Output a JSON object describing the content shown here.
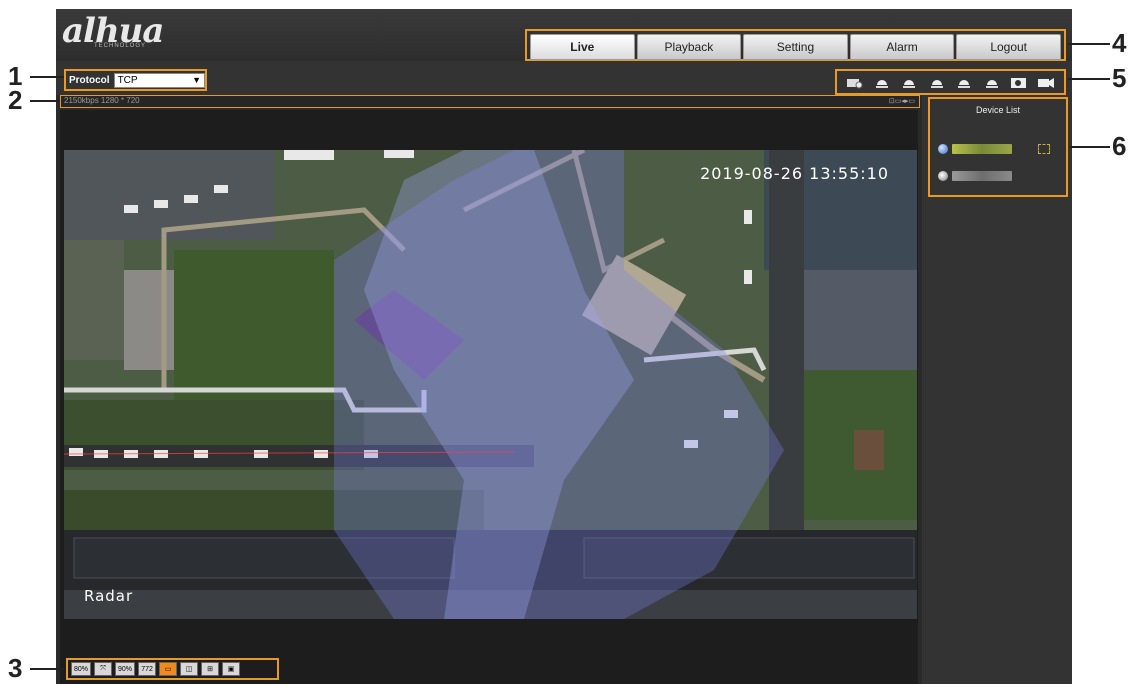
{
  "brand": {
    "logo": "alhua",
    "sub": "TECHNOLOGY"
  },
  "nav": {
    "tabs": [
      {
        "label": "Live",
        "active": true
      },
      {
        "label": "Playback"
      },
      {
        "label": "Setting"
      },
      {
        "label": "Alarm"
      },
      {
        "label": "Logout"
      }
    ]
  },
  "protocol": {
    "label": "Protocol",
    "value": "TCP"
  },
  "stream": {
    "info": "2150kbps 1280 * 720"
  },
  "video": {
    "timestamp": "2019-08-26 13:55:10",
    "channel_label": "Radar"
  },
  "layout_tools": [
    {
      "label": "80%"
    },
    {
      "label": "",
      "icon": "fit-icon"
    },
    {
      "label": "90%"
    },
    {
      "label": "772"
    },
    {
      "label": "",
      "icon": "single-view-icon",
      "active": true
    },
    {
      "label": "",
      "icon": "split-2-icon"
    },
    {
      "label": "",
      "icon": "split-4-icon"
    },
    {
      "label": "",
      "icon": "fullscreen-icon"
    }
  ],
  "view_tools": [
    "ptz-icon",
    "ptz-preset-1-icon",
    "ptz-preset-2-icon",
    "ptz-preset-3-icon",
    "ptz-preset-4-icon",
    "ptz-preset-5-icon",
    "snapshot-icon",
    "record-icon"
  ],
  "device_list": {
    "title": "Device List"
  },
  "callouts": [
    "1",
    "2",
    "3",
    "4",
    "5",
    "6"
  ],
  "colors": {
    "accent": "#e79b26",
    "overlay": "#7a7fe8"
  }
}
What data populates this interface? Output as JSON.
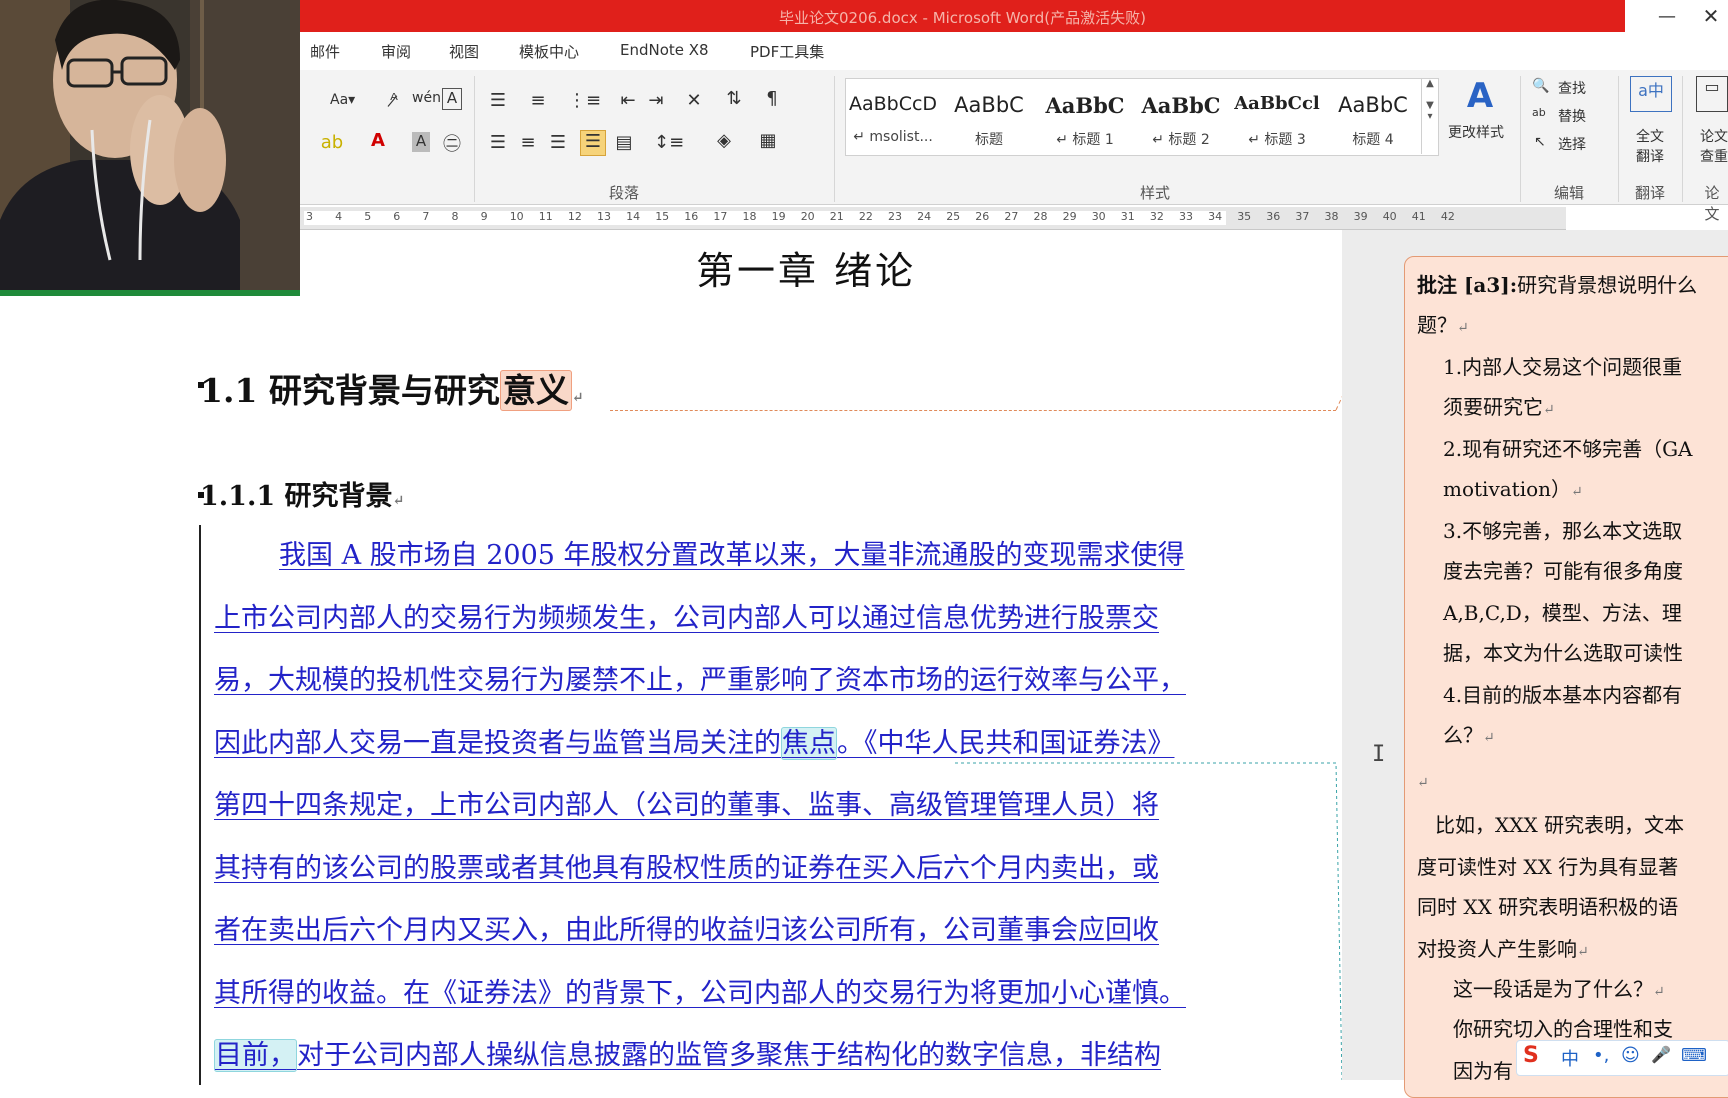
{
  "window": {
    "title": "毕业论文0206.docx - Microsoft Word(产品激活失败)",
    "minimize_glyph": "—",
    "close_glyph": "✕"
  },
  "menu": {
    "items": [
      "邮件",
      "审阅",
      "视图",
      "模板中心",
      "EndNote X8",
      "PDF工具集"
    ]
  },
  "ribbon": {
    "font_size_label": "Aa▾",
    "groups": {
      "paragraph": "段落",
      "styles": "样式",
      "editing": "编辑",
      "translate": "翻译",
      "thesis": "论文"
    },
    "styles": [
      {
        "sample": "AaBbCcD",
        "name": "↵ msolist..."
      },
      {
        "sample": "AaBbC",
        "name": "标题"
      },
      {
        "sample": "AaBbC",
        "name": "↵ 标题 1"
      },
      {
        "sample": "AaBbC",
        "name": "↵ 标题 2"
      },
      {
        "sample": "AaBbCcl",
        "name": "↵ 标题 3"
      },
      {
        "sample": "AaBbC",
        "name": "标题 4"
      }
    ],
    "change_styles": "更改样式",
    "find": "查找",
    "replace": "替换",
    "select": "选择",
    "full_translate_1": "全文",
    "full_translate_2": "翻译",
    "thesis_check_1": "论文",
    "thesis_check_2": "查重",
    "icons": [
      "change-case-icon",
      "clear-format-icon",
      "phonetic-guide-icon",
      "char-border-icon",
      "bullets-icon",
      "numbering-icon",
      "multilevel-list-icon",
      "decrease-indent-icon",
      "increase-indent-icon",
      "chinese-layout-icon",
      "sort-icon",
      "show-marks-icon",
      "highlight-icon",
      "font-color-icon",
      "char-shading-icon",
      "enclose-char-icon",
      "align-left-icon",
      "align-center-icon",
      "align-right-icon",
      "justify-icon",
      "distributed-icon",
      "line-spacing-icon",
      "shading-icon",
      "borders-icon"
    ]
  },
  "ruler": {
    "ticks": [
      "3",
      "4",
      "5",
      "6",
      "7",
      "8",
      "9",
      "10",
      "11",
      "12",
      "13",
      "14",
      "15",
      "16",
      "17",
      "18",
      "19",
      "20",
      "21",
      "22",
      "23",
      "24",
      "25",
      "26",
      "27",
      "28",
      "29",
      "30",
      "31",
      "32",
      "33",
      "34",
      "35",
      "36",
      "37",
      "38",
      "39",
      "40",
      "41",
      "42"
    ]
  },
  "document": {
    "chapter_title": "第一章  绪论",
    "heading_1_prefix": "1.1 研究背景与研究",
    "heading_1_highlight": "意义",
    "heading_2": "1.1.1 研究背景",
    "paragraph_lines": [
      "我国 A 股市场自 2005 年股权分置改革以来，大量非流通股的变现需求使得",
      "上市公司内部人的交易行为频频发生，公司内部人可以通过信息优势进行股票交",
      "易，大规模的投机性交易行为屡禁不止，严重影响了资本市场的运行效率与公平，",
      "因此内部人交易一直是投资者与监管当局关注的",
      "第四十四条规定，上市公司内部人（公司的董事、监事、高级管理管理人员）将",
      "其持有的该公司的股票或者其他具有股权性质的证券在买入后六个月内卖出，或",
      "者在卖出后六个月内又买入，由此所得的收益归该公司所有，公司董事会应回收",
      "其所得的收益。在《证券法》的背景下，公司内部人的交易行为将更加小心谨慎。",
      "对于公司内部人操纵信息披露的监管多聚焦于结构化的数字信息，非结构"
    ],
    "line4_highlight": "焦点",
    "line4_tail": "。《中华人民共和国证券法》",
    "line9_highlight": "目前，"
  },
  "comment": {
    "label": "批注 [a3]:",
    "lines": [
      "研究背景想说明什么",
      "题？",
      "1.内部人交易这个问题很重",
      "须要研究它",
      "2.现有研究还不够完善（GA",
      "motivation）",
      "3.不够完善，那么本文选取",
      "度去完善？可能有很多角度",
      "A,B,C,D，模型、方法、理",
      "据，本文为什么选取可读性",
      "4.目前的版本基本内容都有",
      "么？",
      "比如，XXX 研究表明，文本",
      "度可读性对 XX 行为具有显著",
      "同时 XX 研究表明语积极的语",
      "对投资人产生影响",
      "这一段话是为了什么？",
      "你研究切入的合理性和支",
      "因为有"
    ]
  },
  "ime": {
    "items": [
      "S",
      "中",
      "•,",
      "☺",
      "🎤",
      "⌨"
    ]
  },
  "colors": {
    "title_red": "#e0201b",
    "link_blue": "#2323c8",
    "comment_bg": "#fde3d6",
    "highlight_orange": "#f9d8c8",
    "highlight_cyan": "#d4f1f4"
  }
}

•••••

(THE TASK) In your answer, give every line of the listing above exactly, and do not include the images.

(RESULT)
Output a JSON object describing the content shown here.
{
  "brand": {
    "logo": "alhua",
    "sub": "TECHNOLOGY"
  },
  "nav": {
    "tabs": [
      {
        "label": "Live",
        "active": true
      },
      {
        "label": "Playback"
      },
      {
        "label": "Setting"
      },
      {
        "label": "Alarm"
      },
      {
        "label": "Logout"
      }
    ]
  },
  "protocol": {
    "label": "Protocol",
    "value": "TCP"
  },
  "stream": {
    "info": "2150kbps 1280 * 720"
  },
  "video": {
    "timestamp": "2019-08-26 13:55:10",
    "channel_label": "Radar"
  },
  "layout_tools": [
    {
      "label": "80%"
    },
    {
      "label": "",
      "icon": "fit-icon"
    },
    {
      "label": "90%"
    },
    {
      "label": "772"
    },
    {
      "label": "",
      "icon": "single-view-icon",
      "active": true
    },
    {
      "label": "",
      "icon": "split-2-icon"
    },
    {
      "label": "",
      "icon": "split-4-icon"
    },
    {
      "label": "",
      "icon": "fullscreen-icon"
    }
  ],
  "view_tools": [
    "ptz-icon",
    "ptz-preset-1-icon",
    "ptz-preset-2-icon",
    "ptz-preset-3-icon",
    "ptz-preset-4-icon",
    "ptz-preset-5-icon",
    "snapshot-icon",
    "record-icon"
  ],
  "device_list": {
    "title": "Device List"
  },
  "callouts": [
    "1",
    "2",
    "3",
    "4",
    "5",
    "6"
  ],
  "colors": {
    "accent": "#e79b26",
    "overlay": "#7a7fe8"
  }
}
What data populates this interface? Output as JSON.
{
  "window": {
    "title": "毕业论文0206.docx - Microsoft Word(产品激活失败)",
    "minimize_glyph": "—",
    "close_glyph": "✕"
  },
  "menu": {
    "items": [
      "邮件",
      "审阅",
      "视图",
      "模板中心",
      "EndNote X8",
      "PDF工具集"
    ]
  },
  "ribbon": {
    "font_size_label": "Aa▾",
    "groups": {
      "paragraph": "段落",
      "styles": "样式",
      "editing": "编辑",
      "translate": "翻译",
      "thesis": "论文"
    },
    "styles": [
      {
        "sample": "AaBbCcD",
        "name": "↵ msolist..."
      },
      {
        "sample": "AaBbC",
        "name": "标题"
      },
      {
        "sample": "AaBbC",
        "name": "↵ 标题 1"
      },
      {
        "sample": "AaBbC",
        "name": "↵ 标题 2"
      },
      {
        "sample": "AaBbCcl",
        "name": "↵ 标题 3"
      },
      {
        "sample": "AaBbC",
        "name": "标题 4"
      }
    ],
    "change_styles": "更改样式",
    "find": "查找",
    "replace": "替换",
    "select": "选择",
    "full_translate_1": "全文",
    "full_translate_2": "翻译",
    "thesis_check_1": "论文",
    "thesis_check_2": "查重",
    "icons": [
      "change-case-icon",
      "clear-format-icon",
      "phonetic-guide-icon",
      "char-border-icon",
      "bullets-icon",
      "numbering-icon",
      "multilevel-list-icon",
      "decrease-indent-icon",
      "increase-indent-icon",
      "chinese-layout-icon",
      "sort-icon",
      "show-marks-icon",
      "highlight-icon",
      "font-color-icon",
      "char-shading-icon",
      "enclose-char-icon",
      "align-left-icon",
      "align-center-icon",
      "align-right-icon",
      "justify-icon",
      "distributed-icon",
      "line-spacing-icon",
      "shading-icon",
      "borders-icon"
    ]
  },
  "ruler": {
    "ticks": [
      "3",
      "4",
      "5",
      "6",
      "7",
      "8",
      "9",
      "10",
      "11",
      "12",
      "13",
      "14",
      "15",
      "16",
      "17",
      "18",
      "19",
      "20",
      "21",
      "22",
      "23",
      "24",
      "25",
      "26",
      "27",
      "28",
      "29",
      "30",
      "31",
      "32",
      "33",
      "34",
      "35",
      "36",
      "37",
      "38",
      "39",
      "40",
      "41",
      "42"
    ]
  },
  "document": {
    "chapter_title": "第一章  绪论",
    "heading_1_prefix": "1.1 研究背景与研究",
    "heading_1_highlight": "意义",
    "heading_2": "1.1.1 研究背景",
    "paragraph_lines": [
      "我国 A 股市场自 2005 年股权分置改革以来，大量非流通股的变现需求使得",
      "上市公司内部人的交易行为频频发生，公司内部人可以通过信息优势进行股票交",
      "易，大规模的投机性交易行为屡禁不止，严重影响了资本市场的运行效率与公平，",
      "因此内部人交易一直是投资者与监管当局关注的",
      "第四十四条规定，上市公司内部人（公司的董事、监事、高级管理管理人员）将",
      "其持有的该公司的股票或者其他具有股权性质的证券在买入后六个月内卖出，或",
      "者在卖出后六个月内又买入，由此所得的收益归该公司所有，公司董事会应回收",
      "其所得的收益。在《证券法》的背景下，公司内部人的交易行为将更加小心谨慎。",
      "对于公司内部人操纵信息披露的监管多聚焦于结构化的数字信息，非结构"
    ],
    "line4_highlight": "焦点",
    "line4_tail": "。《中华人民共和国证券法》",
    "line9_highlight": "目前，"
  },
  "comment": {
    "label": "批注 [a3]:",
    "lines": [
      "研究背景想说明什么",
      "题？",
      "1.内部人交易这个问题很重",
      "须要研究它",
      "2.现有研究还不够完善（GA",
      "motivation）",
      "3.不够完善，那么本文选取",
      "度去完善？可能有很多角度",
      "A,B,C,D，模型、方法、理",
      "据，本文为什么选取可读性",
      "4.目前的版本基本内容都有",
      "么？",
      "比如，XXX 研究表明，文本",
      "度可读性对 XX 行为具有显著",
      "同时 XX 研究表明语积极的语",
      "对投资人产生影响",
      "这一段话是为了什么？",
      "你研究切入的合理性和支",
      "因为有"
    ]
  },
  "ime": {
    "items": [
      "S",
      "中",
      "•,",
      "☺",
      "🎤",
      "⌨"
    ]
  },
  "colors": {
    "title_red": "#e0201b",
    "link_blue": "#2323c8",
    "comment_bg": "#fde3d6",
    "highlight_orange": "#f9d8c8",
    "highlight_cyan": "#d4f1f4"
  }
}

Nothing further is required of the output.